THE TASK. What you produce should match the records below precisely, except that images are removed.

--- START ---

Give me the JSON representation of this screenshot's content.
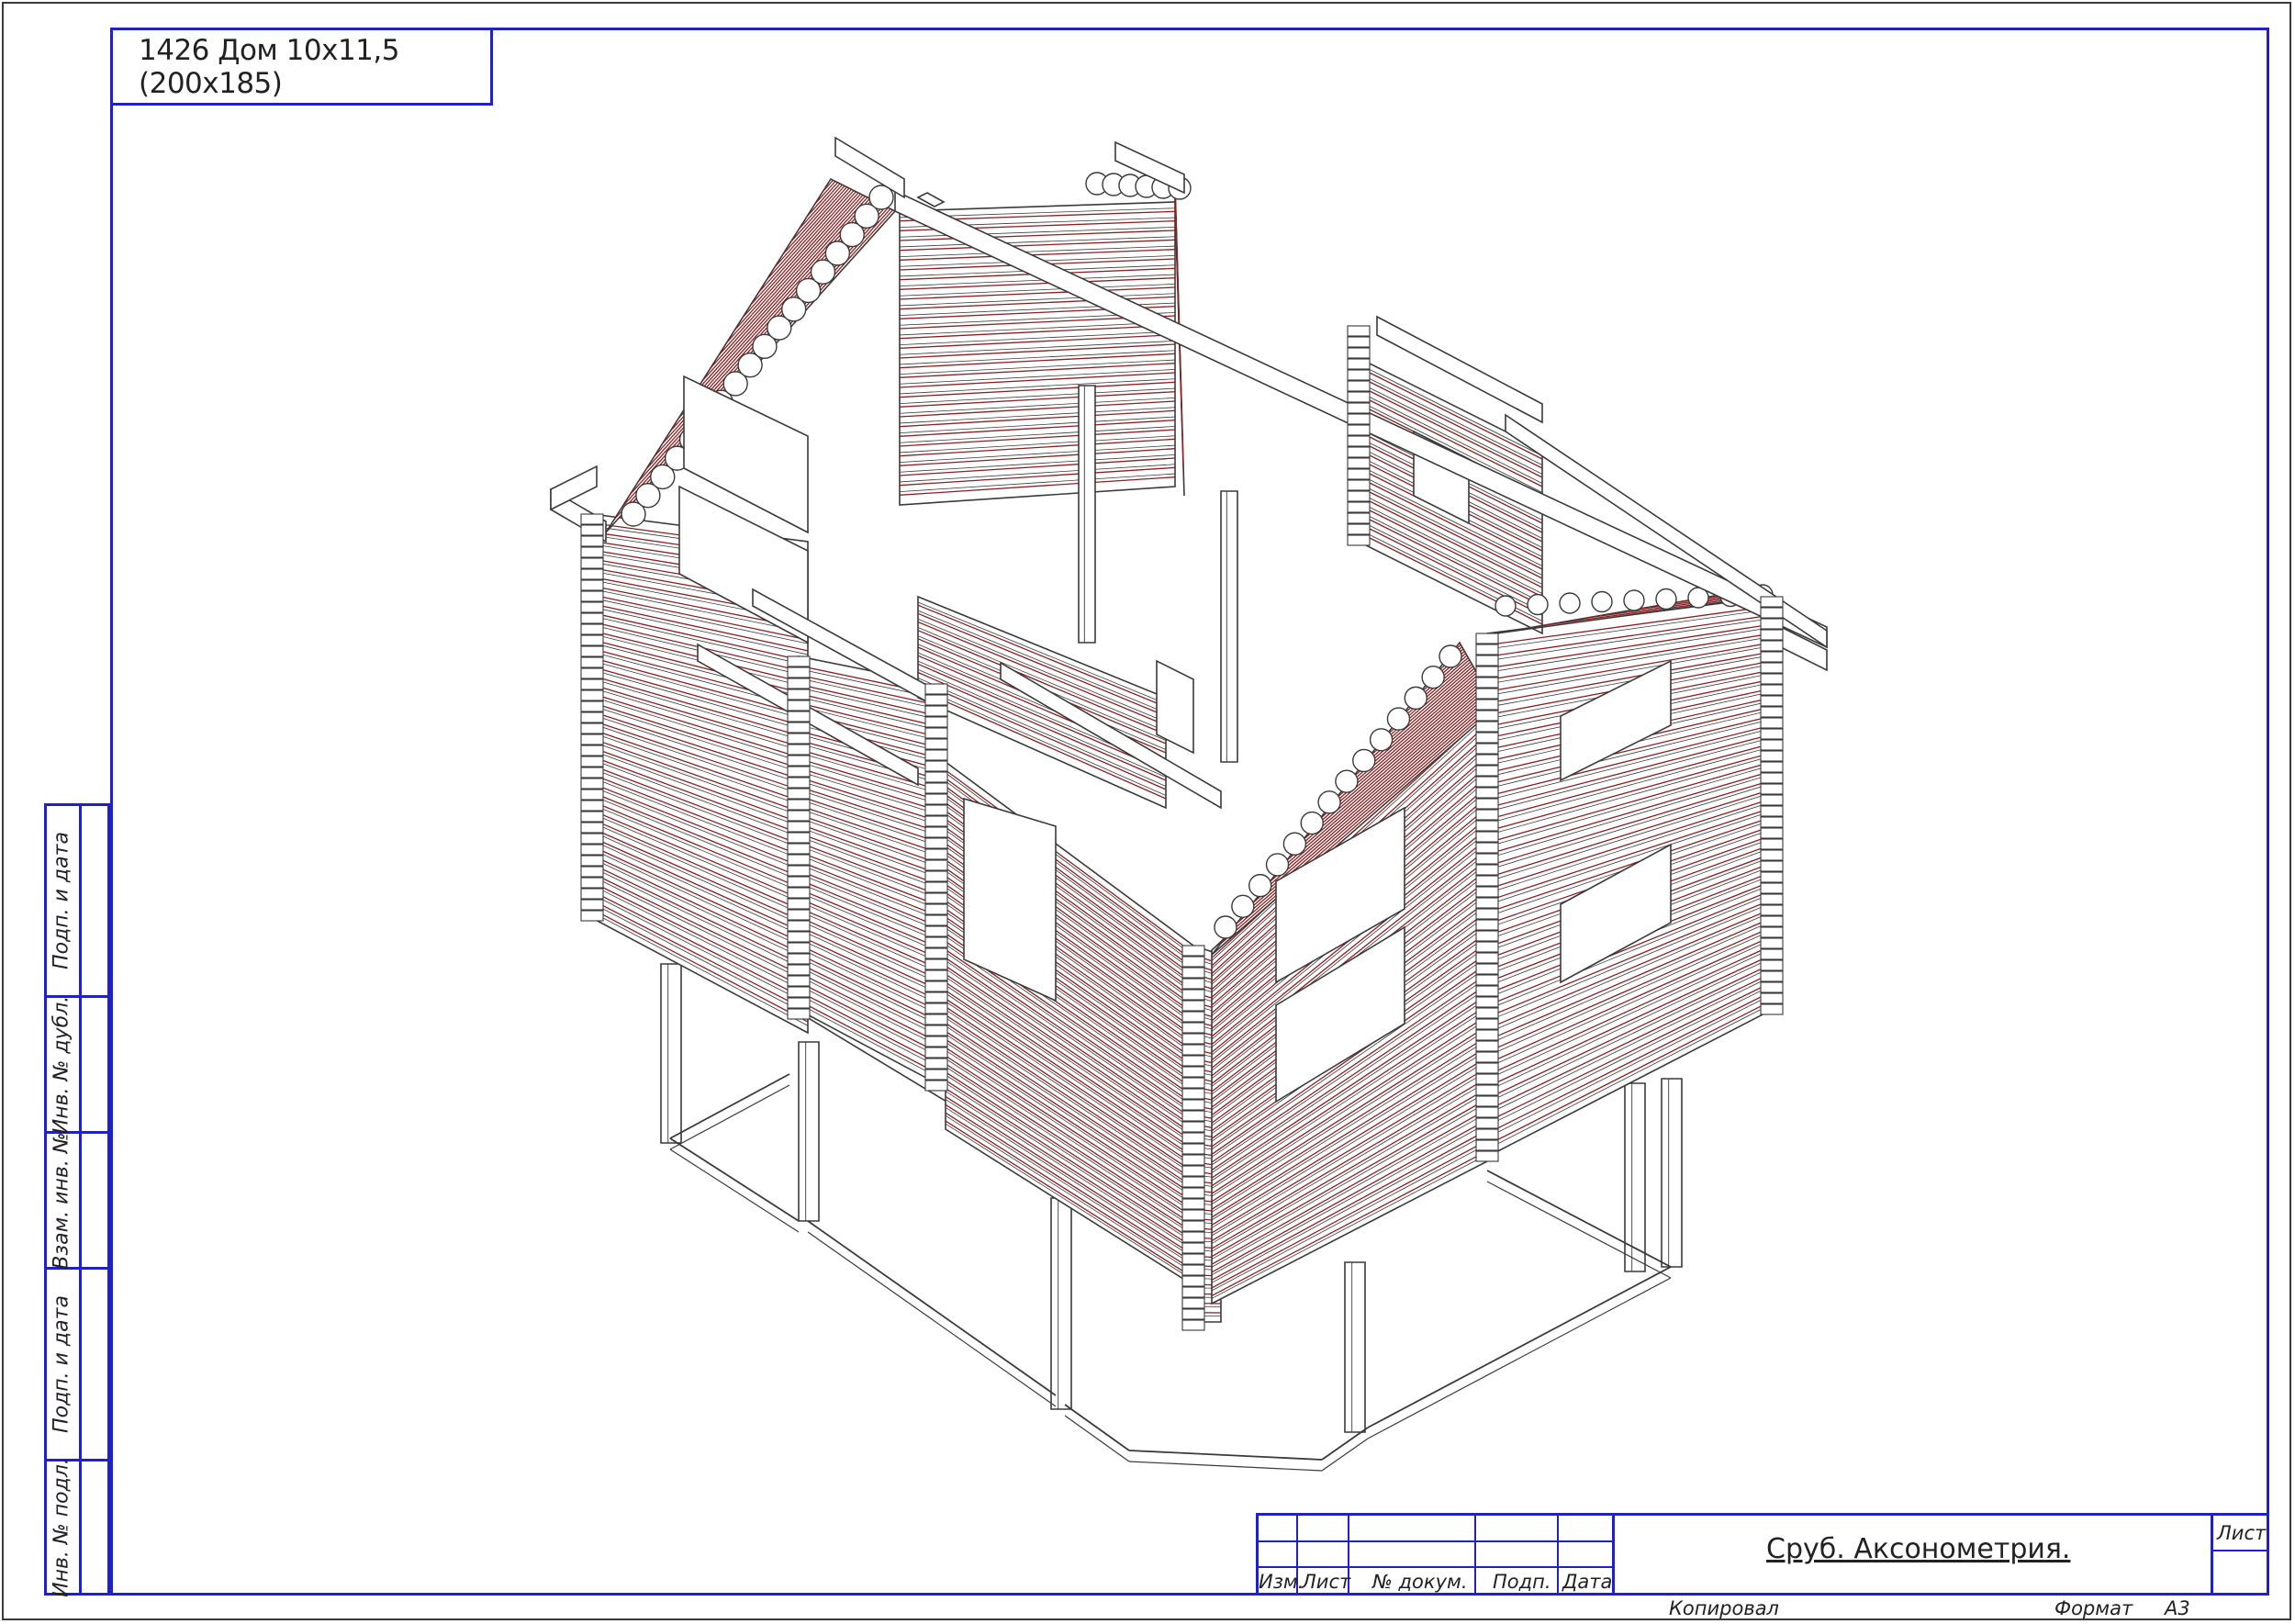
{
  "title": "1426 Дом 10х11,5 (200х185)",
  "side_labels": [
    "Подп. и дата",
    "Инв. № дубл.",
    "Взам. инв. №",
    "Подп. и дата",
    "Инв. № подл."
  ],
  "stamp": {
    "col_izm": "Изм.",
    "col_list": "Лист",
    "col_ndoc": "№ докум.",
    "col_podp": "Подп.",
    "col_data": "Дата",
    "document_title": "Сруб. Аксонометрия.",
    "sheet_label": "Лист"
  },
  "footer": {
    "copied": "Копировал",
    "format_label": "Формат",
    "format_value": "А3"
  },
  "colors": {
    "frame": "#2020c8",
    "log_outline": "#3a3a3a",
    "log_hatch": "#8a2020"
  }
}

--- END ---

RESULT OF THIS TASK.
Give me the JSON representation of this screenshot's content.
{
  "title": "1426 Дом 10х11,5 (200х185)",
  "side_labels": [
    "Подп. и дата",
    "Инв. № дубл.",
    "Взам. инв. №",
    "Подп. и дата",
    "Инв. № подл."
  ],
  "stamp": {
    "col_izm": "Изм.",
    "col_list": "Лист",
    "col_ndoc": "№ докум.",
    "col_podp": "Подп.",
    "col_data": "Дата",
    "document_title": "Сруб. Аксонометрия.",
    "sheet_label": "Лист"
  },
  "footer": {
    "copied": "Копировал",
    "format_label": "Формат",
    "format_value": "А3"
  },
  "colors": {
    "frame": "#2020c8",
    "log_outline": "#3a3a3a",
    "log_hatch": "#8a2020"
  }
}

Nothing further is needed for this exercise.